_Assignment_
When you repeat the entries, reproduce each line exactly and omit every picture.

_Records provided_
*** Begin section ***
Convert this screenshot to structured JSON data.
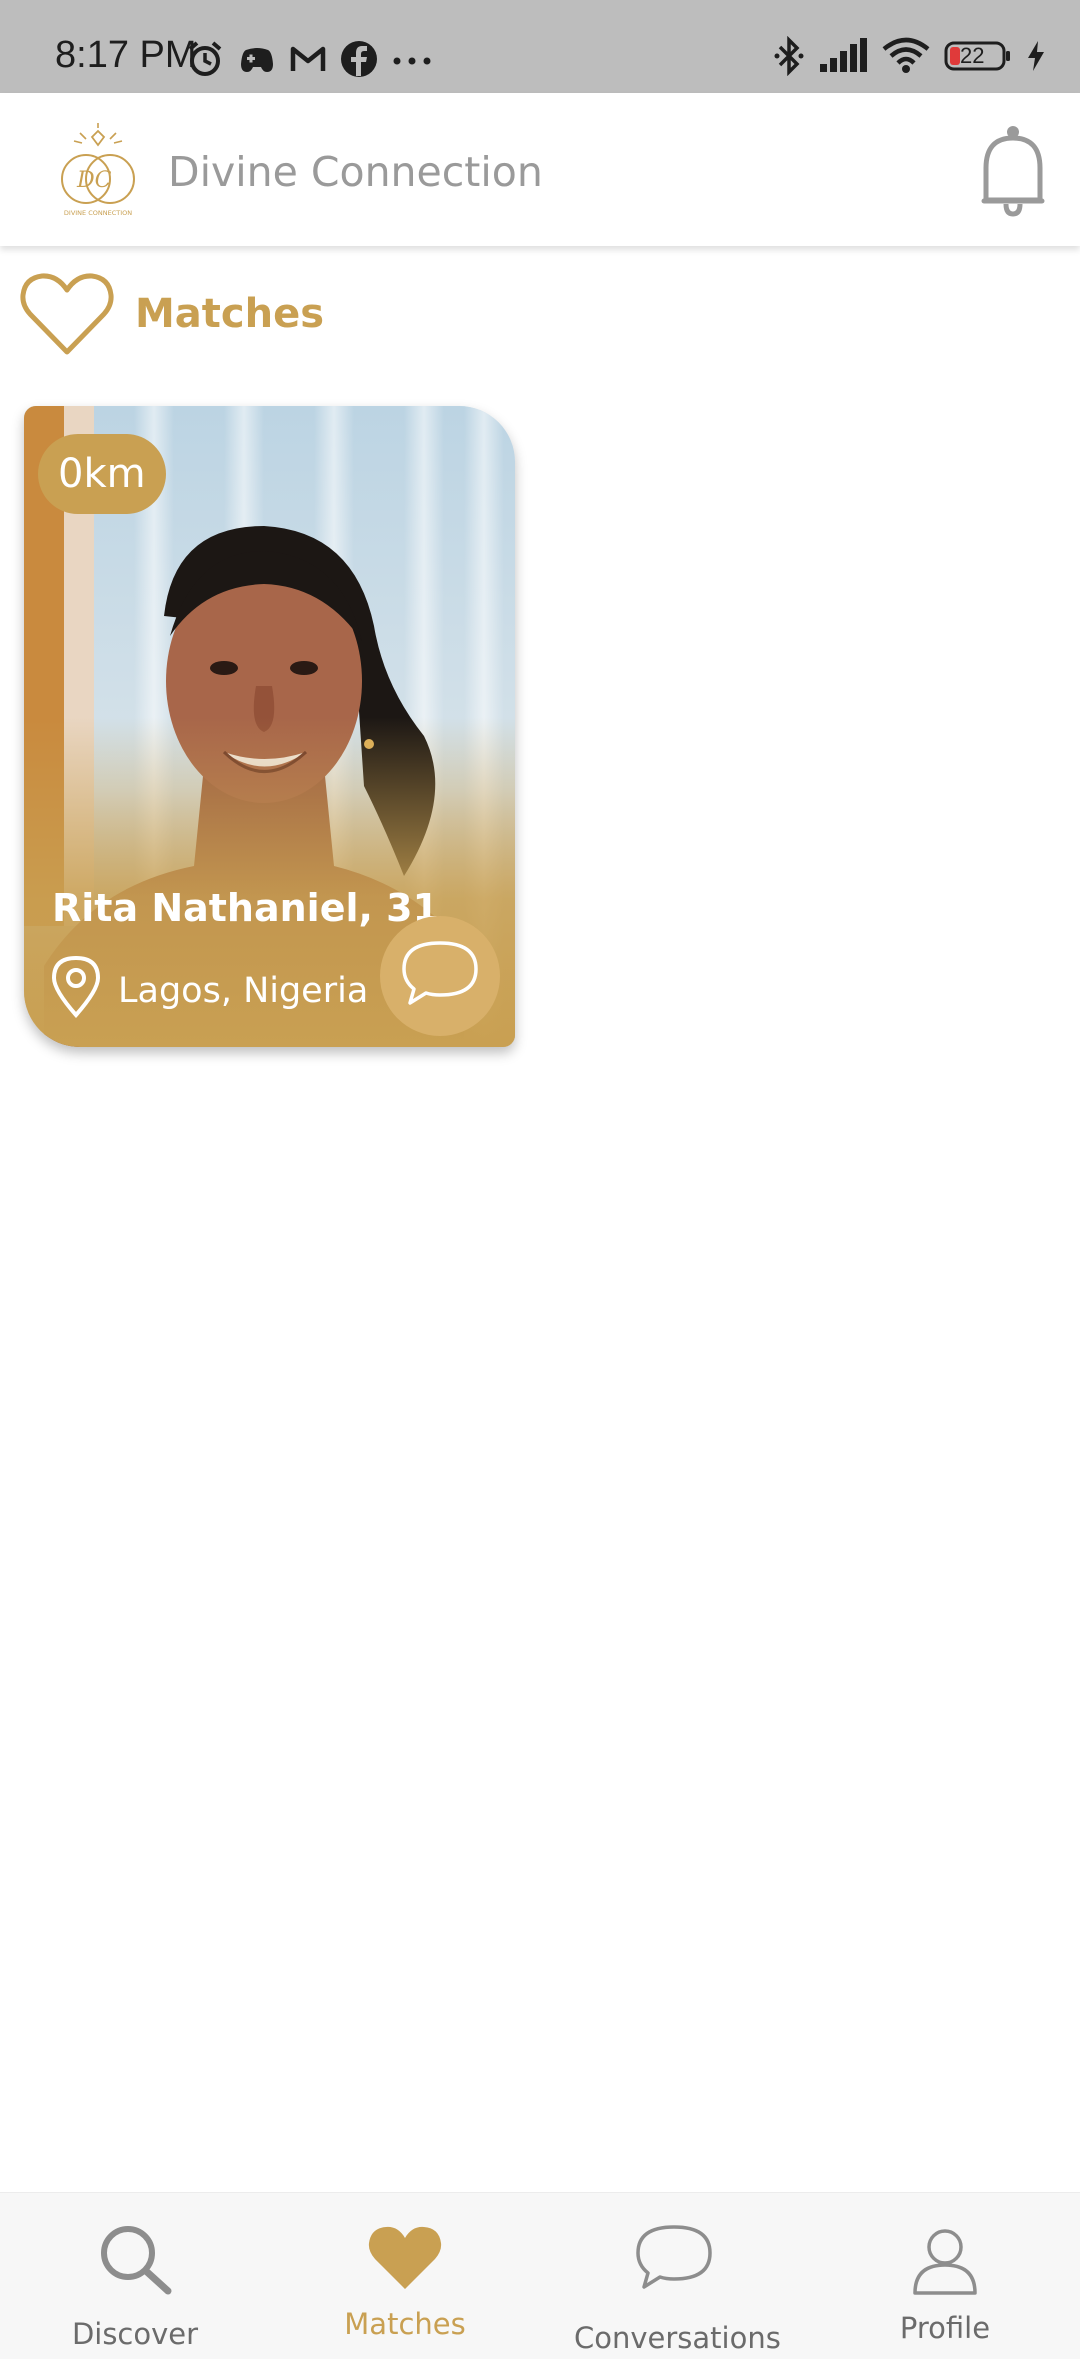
{
  "status_bar": {
    "time": "8:17 PM",
    "battery_level": "22",
    "icons_left": [
      "alarm-icon",
      "game-controller-icon",
      "gmail-icon",
      "facebook-icon",
      "more-icon"
    ],
    "icons_right": [
      "bluetooth-icon",
      "signal-icon",
      "wifi-icon",
      "battery-icon",
      "charging-icon"
    ]
  },
  "header": {
    "app_title": "Divine Connection",
    "logo_text": "DIVINE CONNECTION",
    "logo_initials": "DC",
    "notification_icon": "bell-icon"
  },
  "section": {
    "title": "Matches",
    "icon": "heart-outline-icon"
  },
  "matches": [
    {
      "distance": "0km",
      "name_age": "Rita Nathaniel, 31",
      "location": "Lagos, Nigeria",
      "location_icon": "location-pin-icon",
      "chat_icon": "chat-bubble-icon"
    }
  ],
  "bottom_nav": {
    "items": [
      {
        "label": "Discover",
        "icon": "search-icon",
        "active": false
      },
      {
        "label": "Matches",
        "icon": "heart-icon",
        "active": true
      },
      {
        "label": "Conversations",
        "icon": "chat-bubble-icon",
        "active": false
      },
      {
        "label": "Profile",
        "icon": "person-icon",
        "active": false
      }
    ]
  },
  "colors": {
    "accent": "#c9a052",
    "status_bar": "#bdbdbd",
    "nav_background": "#f7f7f7",
    "muted_text": "#9a9a9a"
  }
}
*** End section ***
_Response to the exercise_
Convert this screenshot to structured JSON data.
{
  "status_bar": {
    "time": "8:17 PM",
    "battery_level": "22",
    "icons_left": [
      "alarm-icon",
      "game-controller-icon",
      "gmail-icon",
      "facebook-icon",
      "more-icon"
    ],
    "icons_right": [
      "bluetooth-icon",
      "signal-icon",
      "wifi-icon",
      "battery-icon",
      "charging-icon"
    ]
  },
  "header": {
    "app_title": "Divine Connection",
    "logo_text": "DIVINE CONNECTION",
    "logo_initials": "DC",
    "notification_icon": "bell-icon"
  },
  "section": {
    "title": "Matches",
    "icon": "heart-outline-icon"
  },
  "matches": [
    {
      "distance": "0km",
      "name_age": "Rita Nathaniel, 31",
      "location": "Lagos, Nigeria",
      "location_icon": "location-pin-icon",
      "chat_icon": "chat-bubble-icon"
    }
  ],
  "bottom_nav": {
    "items": [
      {
        "label": "Discover",
        "icon": "search-icon",
        "active": false
      },
      {
        "label": "Matches",
        "icon": "heart-icon",
        "active": true
      },
      {
        "label": "Conversations",
        "icon": "chat-bubble-icon",
        "active": false
      },
      {
        "label": "Profile",
        "icon": "person-icon",
        "active": false
      }
    ]
  },
  "colors": {
    "accent": "#c9a052",
    "status_bar": "#bdbdbd",
    "nav_background": "#f7f7f7",
    "muted_text": "#9a9a9a"
  }
}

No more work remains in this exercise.